START Records for the task

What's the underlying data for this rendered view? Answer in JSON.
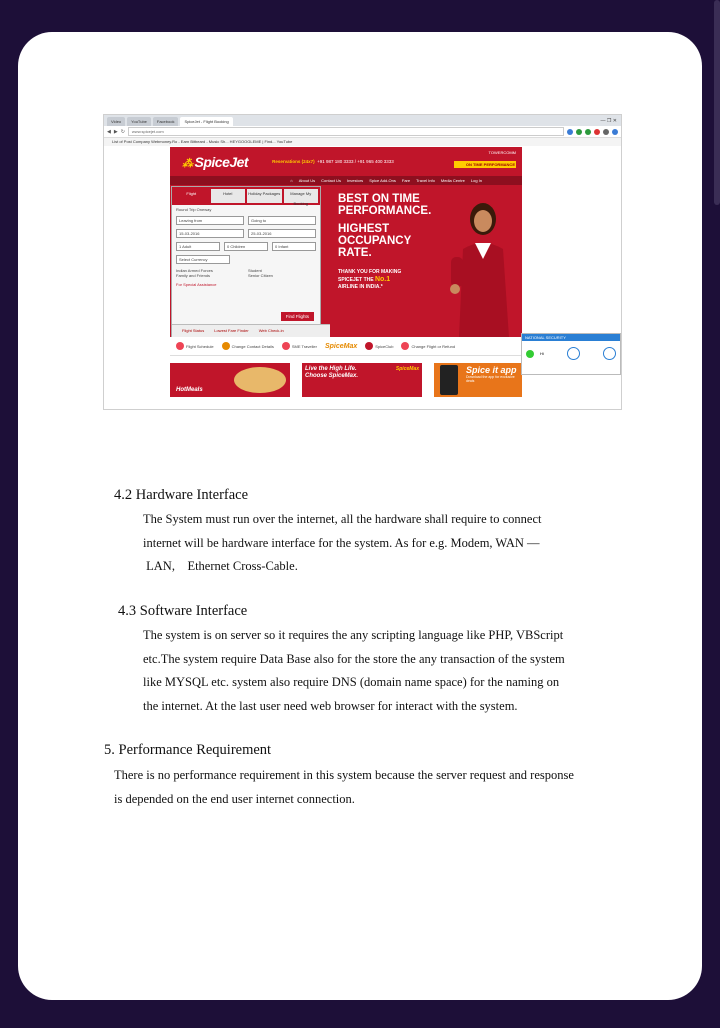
{
  "screenshot": {
    "tabs": [
      "Video",
      "YouTube",
      "Facebook",
      "SpiceJet - Flight Booking"
    ],
    "url": "www.spicejet.com",
    "bookmarks": "List of Post Company   Webmoney.Ro - Earn   Bitbeard - Music Sh...   HEYGOOGLEME | Find...   YouTube",
    "site": {
      "logo": "SpiceJet",
      "reservations": "Reservations (24x7)",
      "phones": "+91 987 180 3333  /  +91 965 400 3333",
      "badge_top": "TOWERCOMM",
      "badge_bottom": "ON TIME PERFORMANCE",
      "nav": [
        "About Us",
        "Contact Us",
        "Investors",
        "Spice Add-Ons",
        "Fare",
        "Travel Info",
        "Media Centre",
        "Log In"
      ],
      "form_tabs": [
        "Flight",
        "Hotel",
        "Holiday Packages",
        "Manage My Booking"
      ],
      "trip_type": "Round Trip  Oneway",
      "leaving_from": "Leaving from",
      "going_to": "Going to",
      "depart_date": "15-03-2016",
      "return_date": "25-03-2016",
      "pax": [
        "1 Adult",
        "0 Children",
        "0 Infant"
      ],
      "currency": "Select Currency",
      "options_left": "Indian Armed Forces",
      "options_left2": "Family and Friends",
      "options_right": "Student",
      "options_right2": "Senior Citizen",
      "special_assist": "For Special Assistance",
      "find_button": "Find Flights",
      "bottom_links": [
        "Flight Status",
        "Lowest Fare Finder",
        "Web Check-in"
      ],
      "hero_line1": "BEST ON TIME",
      "hero_line2": "PERFORMANCE.",
      "hero_line3": "HIGHEST",
      "hero_line4": "OCCUPANCY",
      "hero_line5": "RATE.",
      "thanks1": "THANK YOU FOR MAKING",
      "thanks2": "SPICEJET THE",
      "thanks_big": "No.1",
      "thanks3": "AIRLINE IN INDIA.*",
      "quick_links": [
        "Flight Schedule",
        "Change Contact Details",
        "SME Traveller",
        "SpiceMax",
        "SpiceClub",
        "Change Flight or Refund"
      ],
      "promo_hot": "HotMeals",
      "promo_sm1": "Live the High Life.",
      "promo_sm2": "Choose SpiceMax.",
      "promo_sm_brand": "SpiceMax",
      "promo_app": "Spice it app",
      "promo_app_sub": "Download the app for exclusive deals",
      "chat_title": "NATIONAL SECURITY",
      "chat_status": "Hi"
    }
  },
  "document": {
    "sec42_title": "4.2 Hardware Interface",
    "sec42_lines": [
      "The System must run over the internet,  all  the  hardware  shall  require to connect",
      "internet will  be hardware interface for the system. As for e.g. Modem, WAN —",
      " LAN,    Ethernet Cross-Cable."
    ],
    "sec43_title": "4.3 Software Interface",
    "sec43_lines": [
      "The system is on server so it requires the any scripting language like PHP, VBScript",
      "etc.The  system require Data Base also for the store the any transaction of the system",
      "like  MYSQL etc. system also require  DNS (domain name space) for the naming on",
      "the internet. At the last  user need web browser for interact with the system."
    ],
    "sec5_title": "5. Performance Requirement",
    "sec5_lines": [
      "There is no performance requirement in this system because the server request and response",
      "is depended on the end user internet connection."
    ]
  }
}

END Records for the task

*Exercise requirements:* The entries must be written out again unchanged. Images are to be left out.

*Solved exercise:*
What's the underlying data for this rendered view? Answer in JSON.
{
  "screenshot": {
    "tabs": [
      "Video",
      "YouTube",
      "Facebook",
      "SpiceJet - Flight Booking"
    ],
    "url": "www.spicejet.com",
    "bookmarks": "List of Post Company   Webmoney.Ro - Earn   Bitbeard - Music Sh...   HEYGOOGLEME | Find...   YouTube",
    "site": {
      "logo": "SpiceJet",
      "reservations": "Reservations (24x7)",
      "phones": "+91 987 180 3333  /  +91 965 400 3333",
      "badge_top": "TOWERCOMM",
      "badge_bottom": "ON TIME PERFORMANCE",
      "nav": [
        "About Us",
        "Contact Us",
        "Investors",
        "Spice Add-Ons",
        "Fare",
        "Travel Info",
        "Media Centre",
        "Log In"
      ],
      "form_tabs": [
        "Flight",
        "Hotel",
        "Holiday Packages",
        "Manage My Booking"
      ],
      "trip_type": "Round Trip  Oneway",
      "leaving_from": "Leaving from",
      "going_to": "Going to",
      "depart_date": "15-03-2016",
      "return_date": "25-03-2016",
      "pax": [
        "1 Adult",
        "0 Children",
        "0 Infant"
      ],
      "currency": "Select Currency",
      "options_left": "Indian Armed Forces",
      "options_left2": "Family and Friends",
      "options_right": "Student",
      "options_right2": "Senior Citizen",
      "special_assist": "For Special Assistance",
      "find_button": "Find Flights",
      "bottom_links": [
        "Flight Status",
        "Lowest Fare Finder",
        "Web Check-in"
      ],
      "hero_line1": "BEST ON TIME",
      "hero_line2": "PERFORMANCE.",
      "hero_line3": "HIGHEST",
      "hero_line4": "OCCUPANCY",
      "hero_line5": "RATE.",
      "thanks1": "THANK YOU FOR MAKING",
      "thanks2": "SPICEJET THE",
      "thanks_big": "No.1",
      "thanks3": "AIRLINE IN INDIA.*",
      "quick_links": [
        "Flight Schedule",
        "Change Contact Details",
        "SME Traveller",
        "SpiceMax",
        "SpiceClub",
        "Change Flight or Refund"
      ],
      "promo_hot": "HotMeals",
      "promo_sm1": "Live the High Life.",
      "promo_sm2": "Choose SpiceMax.",
      "promo_sm_brand": "SpiceMax",
      "promo_app": "Spice it app",
      "promo_app_sub": "Download the app for exclusive deals",
      "chat_title": "NATIONAL SECURITY",
      "chat_status": "Hi"
    }
  },
  "document": {
    "sec42_title": "4.2 Hardware Interface",
    "sec42_lines": [
      "The System must run over the internet,  all  the  hardware  shall  require to connect",
      "internet will  be hardware interface for the system. As for e.g. Modem, WAN —",
      " LAN,    Ethernet Cross-Cable."
    ],
    "sec43_title": "4.3 Software Interface",
    "sec43_lines": [
      "The system is on server so it requires the any scripting language like PHP, VBScript",
      "etc.The  system require Data Base also for the store the any transaction of the system",
      "like  MYSQL etc. system also require  DNS (domain name space) for the naming on",
      "the internet. At the last  user need web browser for interact with the system."
    ],
    "sec5_title": "5. Performance Requirement",
    "sec5_lines": [
      "There is no performance requirement in this system because the server request and response",
      "is depended on the end user internet connection."
    ]
  }
}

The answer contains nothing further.